Microsoft has been quite busy adding more languages to Windows Phone 8. In July 2011, Windows Phone 7 supported just 22 languages. For the launch of Windows Phone 8, that number increased to 50 different languages.
In a post on the Windows Phone blog, Microsoft talks about some of the challenges it has faced in adding new languages to its latest mobile OS. One of the issues was how to show languages that are meant to be read from right to left, such as Arabic, Hebrew, and Persian.
While Microsoft at first thought about just displaying these languages without changing the screen orientation, this plan apparently didn't work because sometimes the end of a particular word would flow off the screen. Instead Microsoft decided to "mirror" the screen for certain menu items.
Microsoft used the example above of a Windows Phone 8 screen in the Arabic language. It states:
Note that text is now aligned on the right side of the screen, and the flow is towards the left as is natural for a language such as Arabic, although “Facebook” is still written left-to-right. More subtly, the arrow icons still point to the right since users associate this direction with “play” as opposed to “reverse”.

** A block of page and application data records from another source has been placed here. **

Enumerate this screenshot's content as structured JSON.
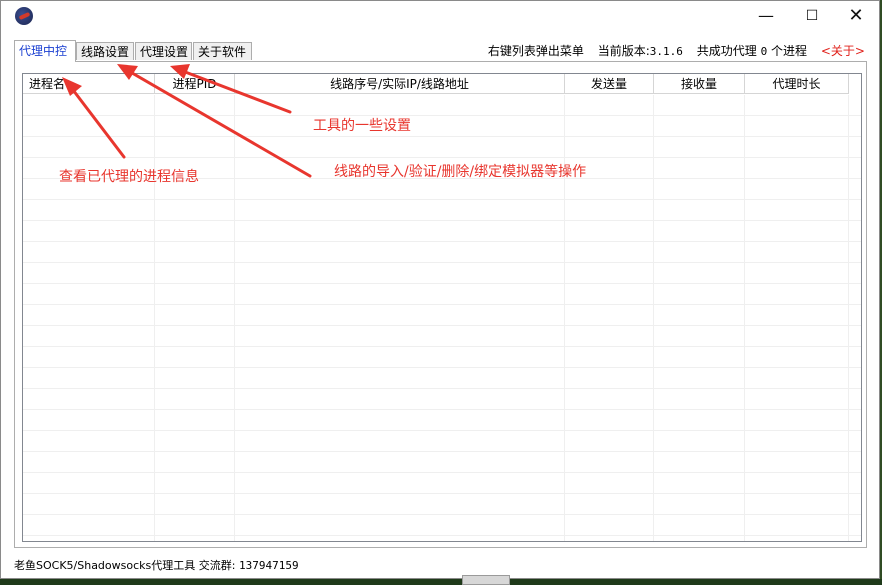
{
  "window": {
    "minimize_glyph": "—",
    "maximize_glyph": "☐",
    "close_glyph": "✕"
  },
  "tabs": [
    {
      "label": "代理中控",
      "active": true
    },
    {
      "label": "线路设置",
      "active": false
    },
    {
      "label": "代理设置",
      "active": false
    },
    {
      "label": "关于软件",
      "active": false
    }
  ],
  "status": {
    "context_menu_hint": "右键列表弹出菜单",
    "version_label": "当前版本:",
    "version": "3.1.6",
    "success_prefix": "共成功代理",
    "success_count": "0",
    "success_suffix": "个进程",
    "about_link": "<关于>"
  },
  "list": {
    "columns": [
      "进程名",
      "进程PID",
      "线路序号/实际IP/线路地址",
      "发送量",
      "接收量",
      "代理时长"
    ],
    "rows": []
  },
  "footer": {
    "text": "老鱼SOCK5/Shadowsocks代理工具 交流群:",
    "group_id": "137947159"
  },
  "annotations": {
    "tool_settings": "工具的一些设置",
    "proxied_process_info": "查看已代理的进程信息",
    "line_operations": "线路的导入/验证/删除/绑定模拟器等操作"
  },
  "colors": {
    "active_tab": "#1a3fd1",
    "annotation": "#e8362e",
    "about_link": "#e0201a"
  }
}
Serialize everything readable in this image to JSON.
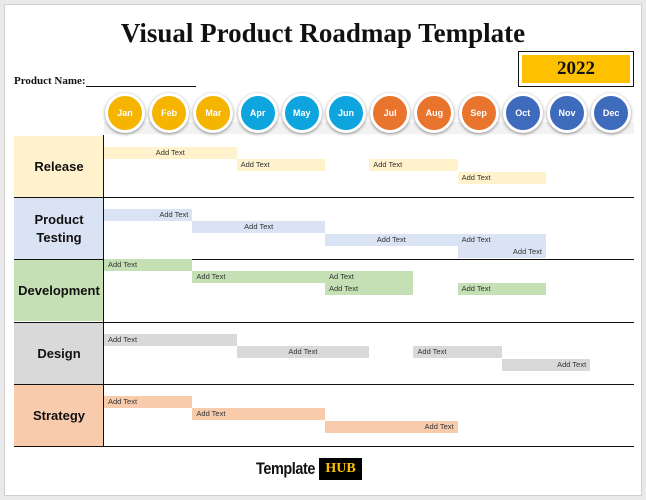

The virtual keyboard is also localized for all 50 Windows Phone 8 languages, plus variants depending on the territory. For example, the English keyboard is different if you use the US version compared to the UK keyboard. Finally, Windows Phone 8 now supports 15 languages for its voice recognition feature, compared to just six in Windows Phone 7.
Source: Windows Phone blog | Image via Microsoft